The second key capability of an Innovation Team is Adaptive Action.
Ground breaking enterprise innovations are notoriously difficult to deliver. The failure rate for complex original projects delivered in chaotic environments is depressingly high. Adaptive Action can be used to augment traditional project management techniques to increase the ability of teams to deliver original new ideas.
The tenets of planning and control that underlie Traditional Project management rely heavily on assumptions that:
- Tasks can be defined in advance and will remain relatively stable over the project life
- Scope and complexity can be bounded. Out of bound items won’t impact success.
- Risks can be defined in advance and proactively managed.
These assumptions have limited validity for projects which track closely to the status quo … enhancements or deployments of standardized business solutions. They break down badly when projects are original, cross enterprise, and chaotic.
Risk management and control cannot entirely rely on up front planning and control. There must also be a capability to adapt to newly discovered issues, new insights, and changes in scope, design and implementation.

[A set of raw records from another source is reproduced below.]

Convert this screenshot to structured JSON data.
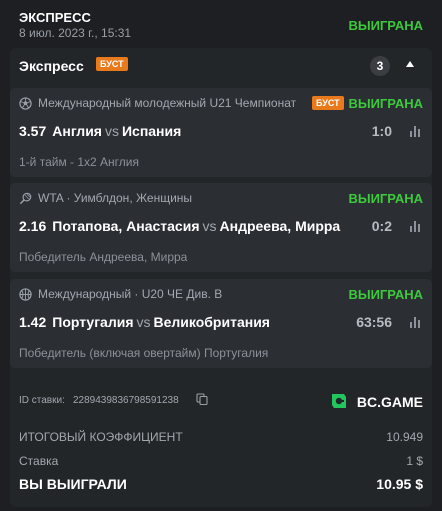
{
  "header": {
    "title": "ЭКСПРЕСС",
    "date": "8 июл. 2023 г., 15:31",
    "status": "ВЫИГРАНА"
  },
  "express": {
    "label": "Экспресс",
    "boost": "БУСТ",
    "count": "3",
    "collapse_icon": "chevron-up-icon"
  },
  "events": [
    {
      "sport_icon": "football-icon",
      "league": "Международный молодежный U21 Чемпионат",
      "boost": "БУСТ",
      "status": "ВЫИГРАНА",
      "odd": "3.57",
      "home": "Англия",
      "vs": "vs",
      "away": "Испания",
      "score": "1:0",
      "outcome": "1-й тайм - 1x2 Англия"
    },
    {
      "sport_icon": "tennis-icon",
      "league": "WTA · Уимблдон, Женщины",
      "status": "ВЫИГРАНА",
      "odd": "2.16",
      "home": "Потапова, Анастасия",
      "vs": "vs",
      "away": "Андреева, Мирра",
      "score": "0:2",
      "outcome": "Победитель Андреева, Мирра"
    },
    {
      "sport_icon": "basketball-icon",
      "league": "Международный · U20 ЧЕ Див. B",
      "status": "ВЫИГРАНА",
      "odd": "1.42",
      "home": "Португалия",
      "vs": "vs",
      "away": "Великобритания",
      "score": "63:56",
      "outcome": "Победитель (включая овертайм) Португалия"
    }
  ],
  "bet": {
    "id_label": "ID ставки:",
    "id_value": "2289439836798591238",
    "brand": "BC.GAME"
  },
  "summary": {
    "coef_label": "ИТОГОВЫЙ КОЭФФИЦИЕНТ",
    "coef_value": "10.949",
    "stake_label": "Ставка",
    "stake_value": "1 $",
    "win_label": "ВЫ ВЫИГРАЛИ",
    "win_value": "10.95 $"
  },
  "colors": {
    "background": "#1d1f22",
    "card": "#2b2e33",
    "won": "#3cc93c",
    "boost": "#e87a1c",
    "brand_logo": "#22c55e"
  }
}
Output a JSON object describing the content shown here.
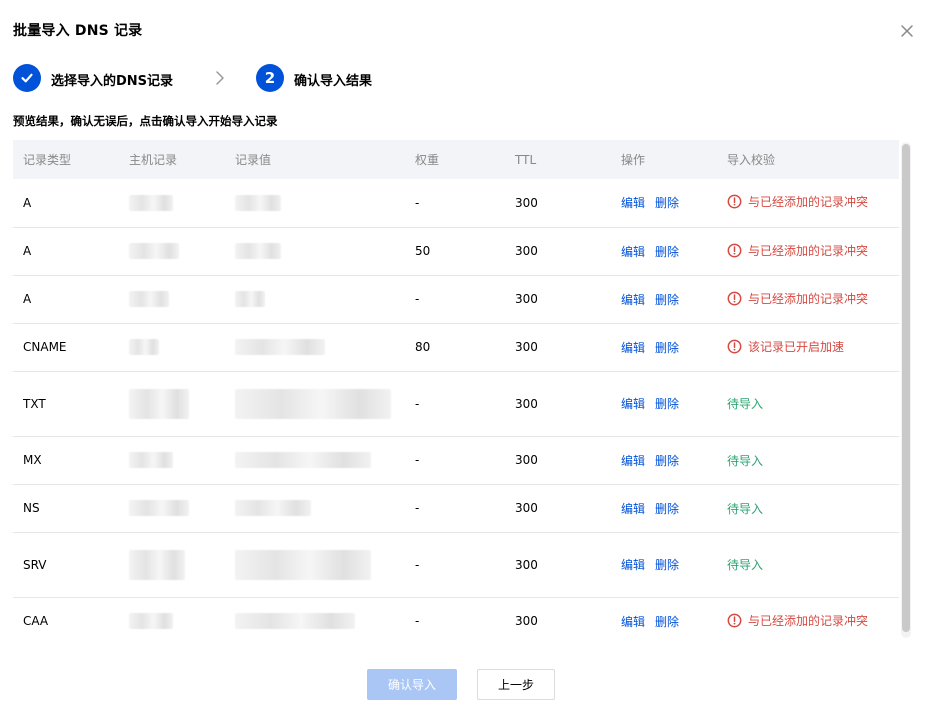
{
  "dialog": {
    "title": "批量导入 DNS 记录",
    "close_icon": "close-icon"
  },
  "steps": {
    "step1": {
      "label": "选择导入的DNS记录",
      "state": "done",
      "icon": "check-icon"
    },
    "separator_icon": "chevron-right-icon",
    "step2": {
      "label": "确认导入结果",
      "number": "2",
      "state": "active"
    }
  },
  "hint": "预览结果，确认无误后，点击确认导入开始导入记录",
  "table": {
    "headers": [
      "记录类型",
      "主机记录",
      "记录值",
      "权重",
      "TTL",
      "操作",
      "导入校验"
    ],
    "edit_label": "编辑",
    "delete_label": "删除",
    "rows": [
      {
        "type": "A",
        "weight": "-",
        "ttl": "300",
        "status": "与已经添加的记录冲突",
        "status_kind": "error"
      },
      {
        "type": "A",
        "weight": "50",
        "ttl": "300",
        "status": "与已经添加的记录冲突",
        "status_kind": "error"
      },
      {
        "type": "A",
        "weight": "-",
        "ttl": "300",
        "status": "与已经添加的记录冲突",
        "status_kind": "error"
      },
      {
        "type": "CNAME",
        "weight": "80",
        "ttl": "300",
        "status": "该记录已开启加速",
        "status_kind": "error"
      },
      {
        "type": "TXT",
        "weight": "-",
        "ttl": "300",
        "status": "待导入",
        "status_kind": "ok"
      },
      {
        "type": "MX",
        "weight": "-",
        "ttl": "300",
        "status": "待导入",
        "status_kind": "ok"
      },
      {
        "type": "NS",
        "weight": "-",
        "ttl": "300",
        "status": "待导入",
        "status_kind": "ok"
      },
      {
        "type": "SRV",
        "weight": "-",
        "ttl": "300",
        "status": "待导入",
        "status_kind": "ok"
      },
      {
        "type": "CAA",
        "weight": "-",
        "ttl": "300",
        "status": "与已经添加的记录冲突",
        "status_kind": "error"
      }
    ]
  },
  "footer": {
    "confirm_label": "确认导入",
    "back_label": "上一步"
  },
  "colors": {
    "brand": "#0052d9",
    "error": "#d54941",
    "success": "#2ba471",
    "primary_disabled": "#a9c6f5",
    "header_bg": "#f3f4f7"
  }
}
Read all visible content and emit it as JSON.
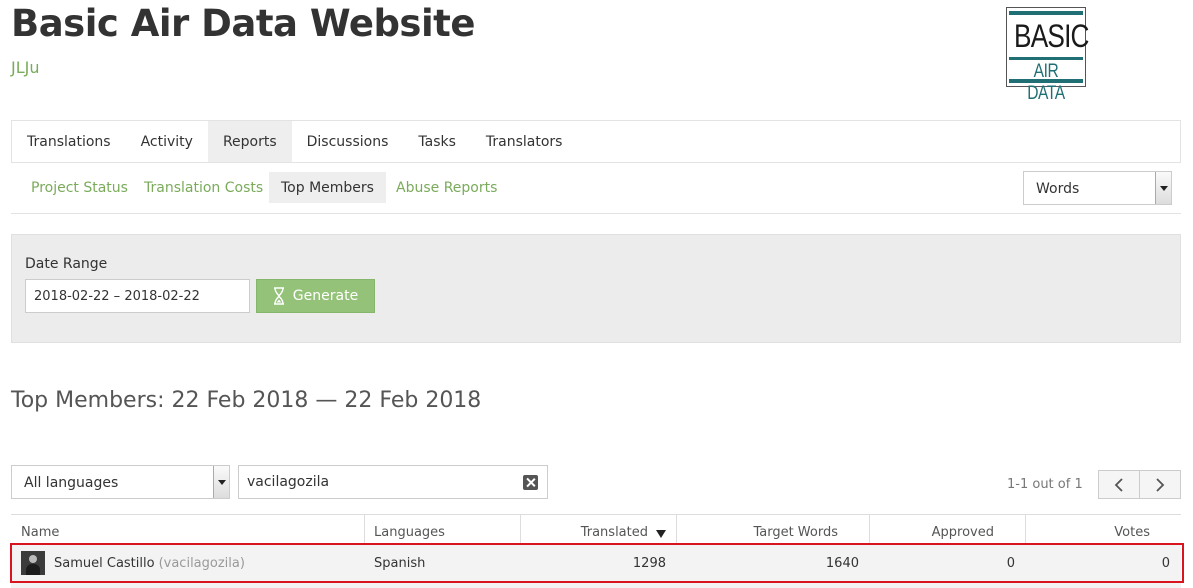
{
  "header": {
    "title": "Basic Air Data Website",
    "subtitle": "JLJu",
    "logo_line1": "BASIC",
    "logo_line2": "AIR DATA"
  },
  "nav": {
    "items": [
      {
        "label": "Translations"
      },
      {
        "label": "Activity"
      },
      {
        "label": "Reports",
        "active": true
      },
      {
        "label": "Discussions"
      },
      {
        "label": "Tasks"
      },
      {
        "label": "Translators"
      }
    ]
  },
  "subnav": {
    "items": [
      {
        "label": "Project Status"
      },
      {
        "label": "Translation Costs"
      },
      {
        "label": "Top Members",
        "active": true
      },
      {
        "label": "Abuse Reports"
      }
    ],
    "unit_select": "Words"
  },
  "filter": {
    "date_range_label": "Date Range",
    "date_range_value": "2018-02-22 – 2018-02-22",
    "generate_label": "Generate"
  },
  "report": {
    "title": "Top Members: 22 Feb 2018 — 22 Feb 2018",
    "language_select": "All languages",
    "search_value": "vacilagozila",
    "page_count": "1-1 out of 1"
  },
  "table": {
    "columns": {
      "name": "Name",
      "languages": "Languages",
      "translated": "Translated",
      "target_words": "Target Words",
      "approved": "Approved",
      "votes": "Votes"
    },
    "sorted_by": "translated",
    "rows": [
      {
        "name": "Samuel Castillo",
        "username": "(vacilagozila)",
        "languages": "Spanish",
        "translated": "1298",
        "target_words": "1640",
        "approved": "0",
        "votes": "0"
      }
    ]
  },
  "colors": {
    "accent_green": "#7aab5b",
    "button_green": "#94c279",
    "highlight_red": "#d9141e",
    "logo_teal": "#1f6f75"
  }
}
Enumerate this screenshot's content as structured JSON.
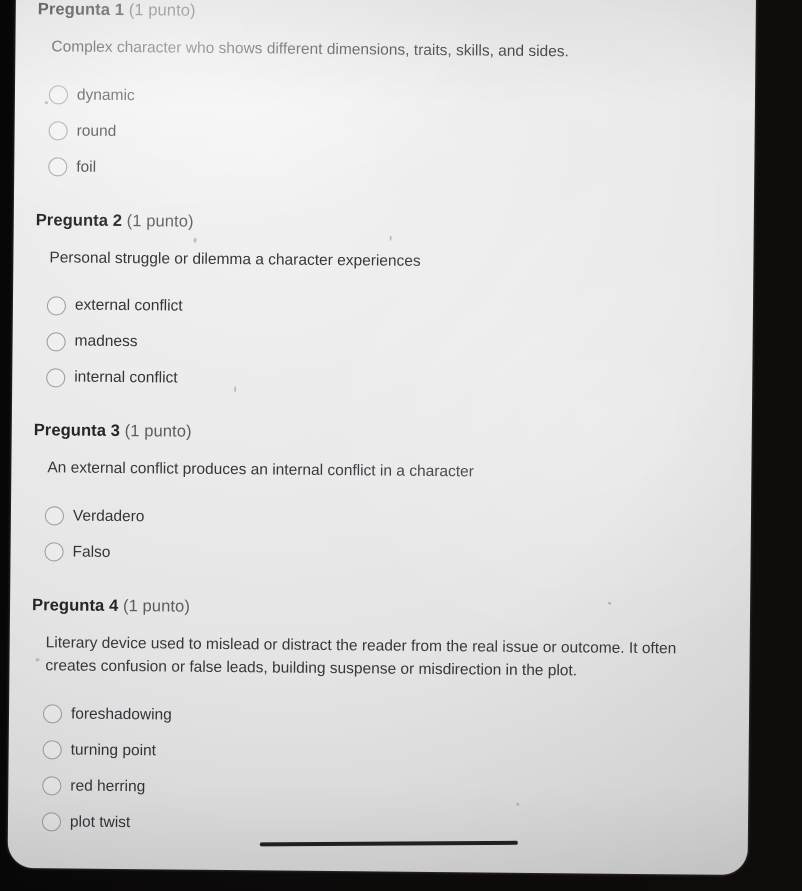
{
  "device": {
    "home_indicator": "home-indicator-bar"
  },
  "quiz": {
    "questions": [
      {
        "label": "Pregunta 1",
        "points": "(1 punto)",
        "prompt": "Complex character who shows different dimensions, traits, skills, and sides.",
        "options": [
          {
            "label": "dynamic",
            "selected": false
          },
          {
            "label": "round",
            "selected": false
          },
          {
            "label": "foil",
            "selected": false
          }
        ]
      },
      {
        "label": "Pregunta 2",
        "points": "(1 punto)",
        "prompt": "Personal struggle or dilemma a character experiences",
        "options": [
          {
            "label": "external conflict",
            "selected": false
          },
          {
            "label": "madness",
            "selected": false
          },
          {
            "label": "internal conflict",
            "selected": false
          }
        ]
      },
      {
        "label": "Pregunta 3",
        "points": "(1 punto)",
        "prompt": "An external conflict produces an internal conflict in a character",
        "options": [
          {
            "label": "Verdadero",
            "selected": false
          },
          {
            "label": "Falso",
            "selected": false
          }
        ]
      },
      {
        "label": "Pregunta 4",
        "points": "(1 punto)",
        "prompt": "Literary device used to mislead or distract the reader from the real issue or outcome. It often creates confusion or false leads, building suspense or misdirection in the plot.",
        "options": [
          {
            "label": "foreshadowing",
            "selected": false
          },
          {
            "label": "turning point",
            "selected": false
          },
          {
            "label": "red herring",
            "selected": false
          },
          {
            "label": "plot twist",
            "selected": false
          }
        ]
      }
    ]
  },
  "colors": {
    "screen_background": "#e8e8e8",
    "bezel": "#0b0909",
    "heading_text": "#24242a",
    "points_text": "#5b5b63",
    "body_text": "#36363c",
    "radio_border": "#9a9aa0"
  }
}
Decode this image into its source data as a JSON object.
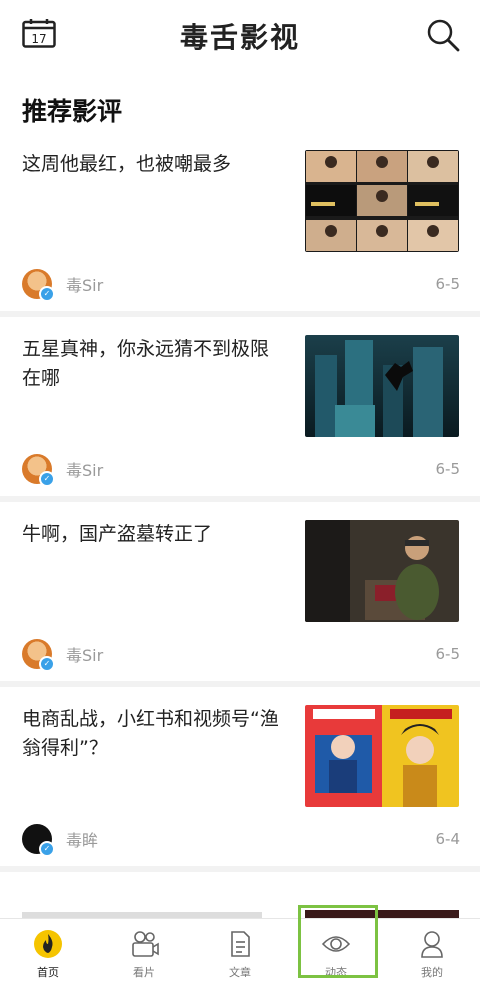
{
  "header": {
    "calendar_day": "17",
    "title": "毒舌影视"
  },
  "section_title": "推荐影评",
  "articles": [
    {
      "title": "这周他最红，也被嘲最多",
      "author": "毒Sir",
      "date": "6-5"
    },
    {
      "title": "五星真神，你永远猜不到极限在哪",
      "author": "毒Sir",
      "date": "6-5"
    },
    {
      "title": "牛啊，国产盗墓转正了",
      "author": "毒Sir",
      "date": "6-5"
    },
    {
      "title": "电商乱战，小红书和视频号“渔翁得利”？",
      "author": "毒眸",
      "date": "6-4"
    }
  ],
  "tabs": [
    {
      "label": "首页",
      "icon": "home-flame-icon"
    },
    {
      "label": "看片",
      "icon": "camera-icon"
    },
    {
      "label": "文章",
      "icon": "document-icon"
    },
    {
      "label": "动态",
      "icon": "eye-icon"
    },
    {
      "label": "我的",
      "icon": "person-icon"
    }
  ],
  "colors": {
    "accent_yellow": "#f5c400",
    "highlight_green": "#7cc242",
    "verified_blue": "#3aa1e8"
  }
}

This “Adaptive” capability requires specific support in the team design:
Action Heroes – a role outside project management with the responsibility to drive adaptive responses to problems
Cross Project Problem Solvers – resources (potentially including the Business Innovation Architect) who are available to analyze and respond to unexpected problems. A key aspect of this role is assuring that fixes and changes provide a workable solution across the entire application.
In addition, the culture of team leadership must view the use of agile “Adaption” as a valid response to program issues. The practice of punishing changes as violations of plan is counter productive when change is an inevitable part of the project execution.
Embrace the reality of chaos. Learn to effectively adapt to new information, changes in design, and unexpected challenges.
- Who on the team is responsible for identifying gaps that no one is addressing?
- Who on the team solves unexpected problems?
- Who on the team makes sure that evolving designs and implementation choices are consistent and support the ultimate program goals?
- Who can cross program boundaries and get action?
- Who has responsibility for making sure the project delivers its promised business value?
- Who can throw out obsolete project plan assumptions?